You'll think I'm way off the wall here, but his early debates with his father were like the life Ralph Nader had - he was brought up to debate just the same and his seriousnes reminds me of Mackenzie King. King wasn't Mr. Personality and he did dobble in the occult (a strange man) by very intelligent. Mackenzie King sat on my grandfather's veranda a couple of times when visiting GG Vincent Massey (Massey lived across the road from my grandparents, in the country). King was serious, quiet and strange, but after talking to him those couple of times my grandfather became a Liberal (the whole rural/farmer area here was always quite Conservative. After that time King brought in old age pensions among alot of other things. That seriousness and quiet intellect of Dion reminds me of Mackenzie King.

Sandi

Dion would be my second choice. I really don't see him beating out Harper.

Yappa said...

We should all keep in mind that the Globe (with the exception of one or two columnists) is no friend of the Liberal party and tends to support the Conservatives.

I must admit though that there is a large dollop of sour grapes in my reaction and I'd probably think they were more credible had they had endorsed Bob Rae. ;-)

MississaugaPeter said...

The article is another plus for Gerard. For the first time in a G & M article he is mentioned before Rae. The part that you selectively missed about Gerard...

"Gerard Kennedy is the kind of talent the Liberals need to attract to rebuild the federal party. He is a strong communicator (at least in English) and an impressive organizer, and he stands unequivocally for change and renewal. He has infused the campaign with badly needed energy. His record as director of the largest food bank in the country and as education minister in Ontario shows that he possesses abilities to match his ambitions."

...should not be discounted.

burlivespipe said...

Altho the Globe's got that Conservative image, in fact ever since the NaPo has gone hard-right the G&M has cut a little closer to the middle a tad, and it has a little bit of balance. the Star is obviously Liberal, the Suns are tail-gate party right, and the NaPo is far right. The Suns are almost comical, actually.
Good for Dion. He's a very credible candidate and would be a strong leader, I think. I feel Rae would bring a bit more experience and human-touch, along with a non-Quebec element that the rest of Canada is definitely ready for. And I think no one is better capable of taking on Harpor in the bearpit or top peaks where ever he chooses to take the fight.

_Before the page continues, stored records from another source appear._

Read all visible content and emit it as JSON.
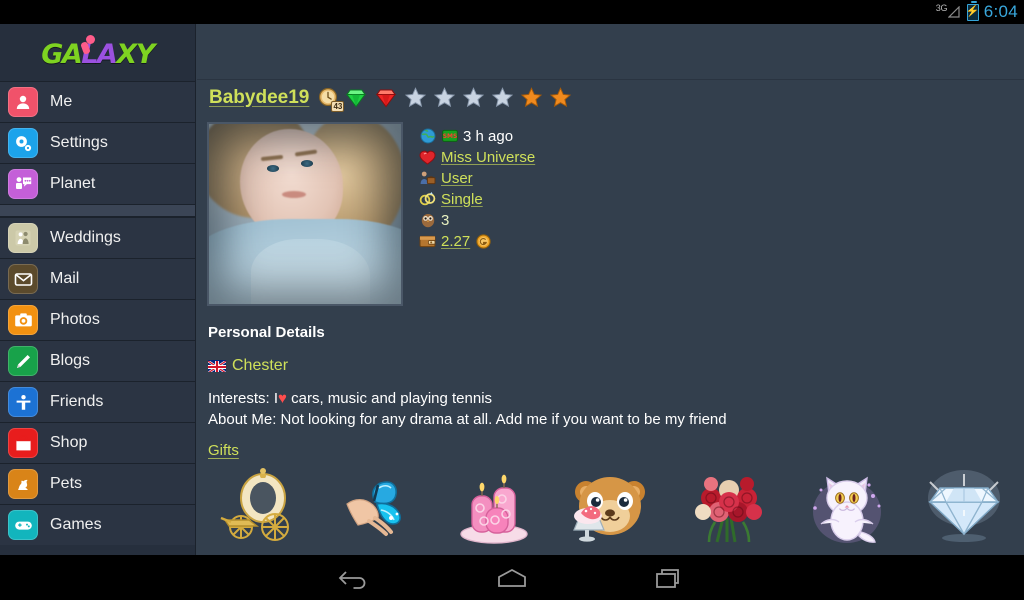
{
  "statusbar": {
    "network": "3G",
    "battery_icon": "battery-charging-icon",
    "time": "6:04"
  },
  "sidebar": {
    "logo_text": "GALAXY",
    "logo_part1": "GA",
    "logo_part2": "LA",
    "logo_part3": "XY",
    "items": [
      {
        "label": "Me",
        "icon": "person-icon",
        "color": "#f0526a"
      },
      {
        "label": "Settings",
        "icon": "gear-icon",
        "color": "#1ca3eb"
      },
      {
        "label": "Planet",
        "icon": "chat-icon",
        "color": "#c45fd8"
      },
      {
        "label": "Weddings",
        "icon": "couple-icon",
        "color": "#ccc9a8"
      },
      {
        "label": "Mail",
        "icon": "envelope-icon",
        "color": "#5b4a2c"
      },
      {
        "label": "Photos",
        "icon": "camera-icon",
        "color": "#f29111"
      },
      {
        "label": "Blogs",
        "icon": "pencil-icon",
        "color": "#18a24a"
      },
      {
        "label": "Friends",
        "icon": "friends-icon",
        "color": "#1c72d4"
      },
      {
        "label": "Shop",
        "icon": "bag-icon",
        "color": "#e81d1d"
      },
      {
        "label": "Pets",
        "icon": "pet-icon",
        "color": "#d98418"
      },
      {
        "label": "Games",
        "icon": "gamepad-icon",
        "color": "#12b5bd"
      }
    ]
  },
  "profile": {
    "username": "Babydee19",
    "clock_badge_count": "43",
    "badges": [
      "clock-badge-icon",
      "green-diamond-icon",
      "red-diamond-icon"
    ],
    "stars": {
      "silver": 4,
      "gold": 2,
      "total": 6
    },
    "photo_alt": "profile-photo",
    "details": [
      {
        "icon": "globe-sms-icon",
        "text": "3 h ago",
        "link": true,
        "extra_icon": "sms-icon"
      },
      {
        "icon": "red-heart-icon",
        "text": "Miss Universe",
        "link": true
      },
      {
        "icon": "job-icon",
        "text": "User",
        "link": true
      },
      {
        "icon": "rings-icon",
        "text": "Single",
        "link": true
      },
      {
        "icon": "owl-icon",
        "text": "3",
        "link": false
      },
      {
        "icon": "wallet-icon",
        "text": "2.27",
        "link": true,
        "extra_icon": "gold-coin-icon"
      }
    ]
  },
  "personal": {
    "title": "Personal Details",
    "flag": "uk-flag-icon",
    "location": "Chester",
    "interests_label": "Interests: I",
    "interests_heart": "♥",
    "interests_text": " cars, music and playing tennis",
    "about_text": "About Me: Not looking for any drama at all. Add me if you want to be my friend",
    "gifts_link": "Gifts"
  },
  "gifts": [
    {
      "name": "golden-carriage-gift"
    },
    {
      "name": "blue-butterfly-gift"
    },
    {
      "name": "pink-candles-gift"
    },
    {
      "name": "teddy-bear-sundae-gift"
    },
    {
      "name": "rose-bouquet-gift"
    },
    {
      "name": "white-cat-gift"
    },
    {
      "name": "diamond-gift"
    }
  ],
  "navbar": {
    "back": "back-icon",
    "home": "home-icon",
    "recents": "recents-icon"
  },
  "colors": {
    "accent": "#cfe05a",
    "sidebar_bg": "#262f3d",
    "content_bg": "#333f4d",
    "status_text": "#39a8dd"
  }
}
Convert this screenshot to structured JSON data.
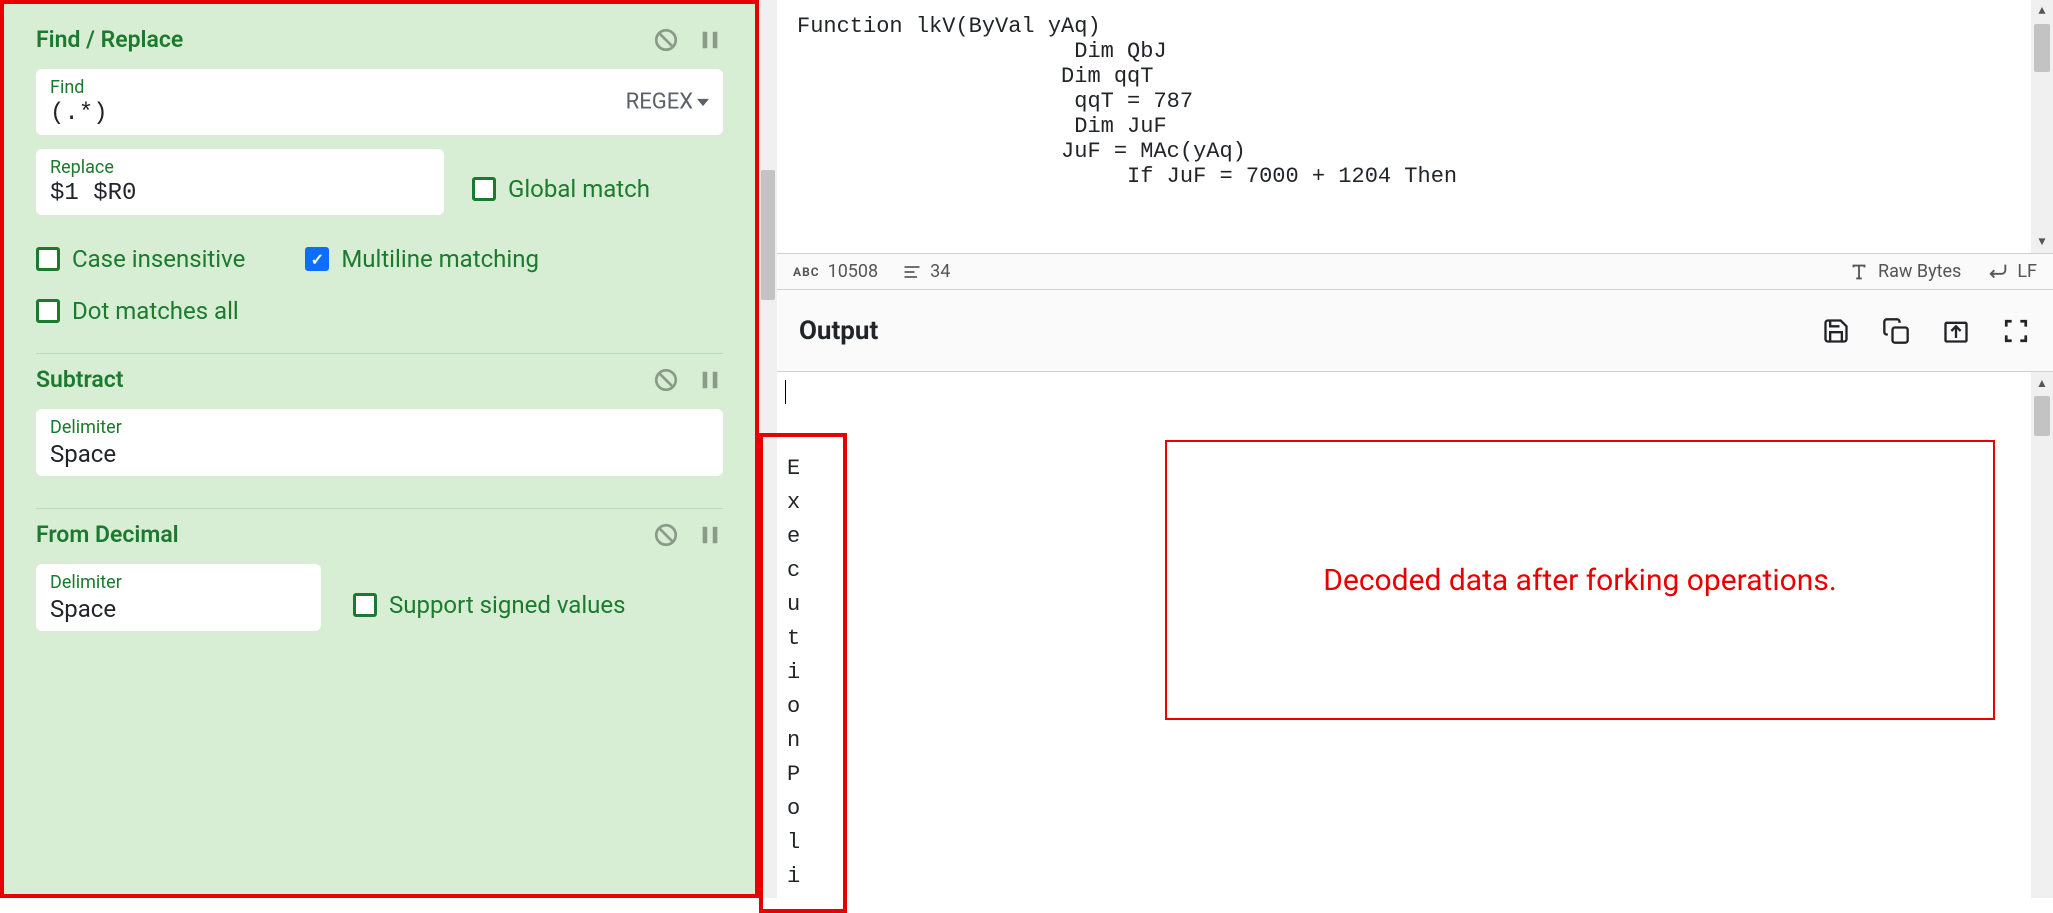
{
  "recipe": {
    "findReplace": {
      "title": "Find / Replace",
      "findLabel": "Find",
      "findValue": "(.*)",
      "regexTag": "REGEX",
      "replaceLabel": "Replace",
      "replaceValue": "$1 $R0",
      "globalMatch": {
        "label": "Global match",
        "checked": false
      },
      "caseInsensitive": {
        "label": "Case insensitive",
        "checked": false
      },
      "multiline": {
        "label": "Multiline matching",
        "checked": true
      },
      "dotAll": {
        "label": "Dot matches all",
        "checked": false
      }
    },
    "subtract": {
      "title": "Subtract",
      "delimiterLabel": "Delimiter",
      "delimiterValue": "Space"
    },
    "fromDecimal": {
      "title": "From Decimal",
      "delimiterLabel": "Delimiter",
      "delimiterValue": "Space",
      "signedLabel": "Support signed values",
      "signedChecked": false
    }
  },
  "input": {
    "code": "Function lkV(ByVal yAq)\n                     Dim QbJ\n                    Dim qqT\n                     qqT = 787\n                     Dim JuF\n                    JuF = MAc(yAq)\n                         If JuF = 7000 + 1204 Then"
  },
  "status": {
    "chars": "10508",
    "lines": "34",
    "rawBytes": "Raw Bytes",
    "lineEnding": "LF"
  },
  "output": {
    "title": "Output",
    "decodedChars": [
      "-",
      "E",
      "x",
      "e",
      "c",
      "u",
      "t",
      "i",
      "o",
      "n",
      "P",
      "o",
      "l",
      "i"
    ]
  },
  "annotation": "Decoded data after forking operations."
}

A BCer in Toronto said...

Sandi, I was confused at first until I found the Star article, I think that's the one you're referring to. It was an interesting piece too, I'll throw up a link in another post.

Yappa, I'm not sure it's fair to call the Globe a Con paper. Centerist, to be sure. They did endorse the Cons in January, but very reluctantly. Anyway, take heart, they said nothing bad that I could see about Rae. I'd have to think he's their second choice.

Peter, I didn't want to quote everything, and perhaps I was a tad selective in what I did quote. Editor's prerogative. :) They did indeed like Gerard though, dubbing him "the one for next time" as many, myself included, have over the course of the campaign. And maybe this time, he's my #2 at this point.

Burl, I like Bob's political acumen and skills. I like a number of his policies. Despite the polling though, I'm still not convinced his baggage won't be a lead weight. If he wins I hope to be proven wrong, and I'd be fighting on his side to help overcome it.

propatria said...

As the paper points out, no way ignatieff can be trusted with defending canada after his whole "quebec is a nation" fiasco.

Anonymous said...

How does "the most courageous Canadian politician of his generation" cave in on the Quebec nation question like Dion did?

Anonymous said...

Hey, why do the press have to mention Kennedy - Justin Trudeau has spoken and nothing else matters, so everyone seems to think.

Perhaps if the media stopped hanging off Justin Trudeau and wrote an article on their own about Kennedy - more would be interested besides the media and those that are living in the past.